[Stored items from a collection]
· · · ·

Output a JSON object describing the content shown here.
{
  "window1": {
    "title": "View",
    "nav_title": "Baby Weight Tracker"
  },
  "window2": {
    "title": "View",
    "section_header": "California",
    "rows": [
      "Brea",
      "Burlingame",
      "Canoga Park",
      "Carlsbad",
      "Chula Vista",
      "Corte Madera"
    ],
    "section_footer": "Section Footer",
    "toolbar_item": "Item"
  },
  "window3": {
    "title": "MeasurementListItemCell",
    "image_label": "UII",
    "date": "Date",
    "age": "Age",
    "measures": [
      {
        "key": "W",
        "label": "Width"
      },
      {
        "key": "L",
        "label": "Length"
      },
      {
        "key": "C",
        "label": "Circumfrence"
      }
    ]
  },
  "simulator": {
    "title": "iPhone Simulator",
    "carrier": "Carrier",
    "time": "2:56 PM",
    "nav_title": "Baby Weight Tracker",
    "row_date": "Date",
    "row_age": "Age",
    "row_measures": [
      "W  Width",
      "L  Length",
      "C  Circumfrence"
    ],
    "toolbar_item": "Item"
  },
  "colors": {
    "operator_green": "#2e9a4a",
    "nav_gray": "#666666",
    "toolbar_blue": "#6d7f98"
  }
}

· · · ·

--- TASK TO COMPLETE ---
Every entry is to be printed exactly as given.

--- RESPONSE TO THE EXERCISE ---
Output a JSON object describing the content shown here.
{
  "window1": {
    "title": "View",
    "nav_title": "Baby Weight Tracker"
  },
  "window2": {
    "title": "View",
    "section_header": "California",
    "rows": [
      "Brea",
      "Burlingame",
      "Canoga Park",
      "Carlsbad",
      "Chula Vista",
      "Corte Madera"
    ],
    "section_footer": "Section Footer",
    "toolbar_item": "Item"
  },
  "window3": {
    "title": "MeasurementListItemCell",
    "image_label": "UII",
    "date": "Date",
    "age": "Age",
    "measures": [
      {
        "key": "W",
        "label": "Width"
      },
      {
        "key": "L",
        "label": "Length"
      },
      {
        "key": "C",
        "label": "Circumfrence"
      }
    ]
  },
  "simulator": {
    "title": "iPhone Simulator",
    "carrier": "Carrier",
    "time": "2:56 PM",
    "nav_title": "Baby Weight Tracker",
    "row_date": "Date",
    "row_age": "Age",
    "row_measures": [
      "W  Width",
      "L  Length",
      "C  Circumfrence"
    ],
    "toolbar_item": "Item"
  },
  "colors": {
    "operator_green": "#2e9a4a",
    "nav_gray": "#666666",
    "toolbar_blue": "#6d7f98"
  }
}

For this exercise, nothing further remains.